(Records for the task)
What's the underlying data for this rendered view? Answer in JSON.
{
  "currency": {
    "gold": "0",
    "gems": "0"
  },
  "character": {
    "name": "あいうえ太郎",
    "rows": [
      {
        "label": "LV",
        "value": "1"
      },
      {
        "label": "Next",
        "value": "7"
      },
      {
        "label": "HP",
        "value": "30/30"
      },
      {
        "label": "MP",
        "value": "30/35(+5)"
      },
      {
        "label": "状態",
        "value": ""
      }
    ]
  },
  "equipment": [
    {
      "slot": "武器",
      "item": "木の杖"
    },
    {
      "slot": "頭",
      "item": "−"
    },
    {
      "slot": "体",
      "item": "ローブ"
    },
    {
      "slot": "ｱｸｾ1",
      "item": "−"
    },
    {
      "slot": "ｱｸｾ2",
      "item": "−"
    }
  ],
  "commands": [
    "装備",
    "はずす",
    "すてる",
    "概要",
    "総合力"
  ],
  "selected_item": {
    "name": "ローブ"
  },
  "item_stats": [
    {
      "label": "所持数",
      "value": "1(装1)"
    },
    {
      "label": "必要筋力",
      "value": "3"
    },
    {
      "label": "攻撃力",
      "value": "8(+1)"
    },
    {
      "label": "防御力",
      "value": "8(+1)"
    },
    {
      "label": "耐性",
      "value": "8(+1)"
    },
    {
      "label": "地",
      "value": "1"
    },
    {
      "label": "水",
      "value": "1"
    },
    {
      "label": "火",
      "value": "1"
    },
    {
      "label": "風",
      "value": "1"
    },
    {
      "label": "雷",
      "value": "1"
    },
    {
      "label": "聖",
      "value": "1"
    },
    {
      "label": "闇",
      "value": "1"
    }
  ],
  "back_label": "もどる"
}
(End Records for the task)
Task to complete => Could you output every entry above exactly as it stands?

Solved problem =>
What's the underlying data for this rendered view? Answer in JSON.
{
  "currency": {
    "gold": "0",
    "gems": "0"
  },
  "character": {
    "name": "あいうえ太郎",
    "rows": [
      {
        "label": "LV",
        "value": "1"
      },
      {
        "label": "Next",
        "value": "7"
      },
      {
        "label": "HP",
        "value": "30/30"
      },
      {
        "label": "MP",
        "value": "30/35(+5)"
      },
      {
        "label": "状態",
        "value": ""
      }
    ]
  },
  "equipment": [
    {
      "slot": "武器",
      "item": "木の杖"
    },
    {
      "slot": "頭",
      "item": "−"
    },
    {
      "slot": "体",
      "item": "ローブ"
    },
    {
      "slot": "ｱｸｾ1",
      "item": "−"
    },
    {
      "slot": "ｱｸｾ2",
      "item": "−"
    }
  ],
  "commands": [
    "装備",
    "はずす",
    "すてる",
    "概要",
    "総合力"
  ],
  "selected_item": {
    "name": "ローブ"
  },
  "item_stats": [
    {
      "label": "所持数",
      "value": "1(装1)"
    },
    {
      "label": "必要筋力",
      "value": "3"
    },
    {
      "label": "攻撃力",
      "value": "8(+1)"
    },
    {
      "label": "防御力",
      "value": "8(+1)"
    },
    {
      "label": "耐性",
      "value": "8(+1)"
    },
    {
      "label": "地",
      "value": "1"
    },
    {
      "label": "水",
      "value": "1"
    },
    {
      "label": "火",
      "value": "1"
    },
    {
      "label": "風",
      "value": "1"
    },
    {
      "label": "雷",
      "value": "1"
    },
    {
      "label": "聖",
      "value": "1"
    },
    {
      "label": "闇",
      "value": "1"
    }
  ],
  "back_label": "もどる"
}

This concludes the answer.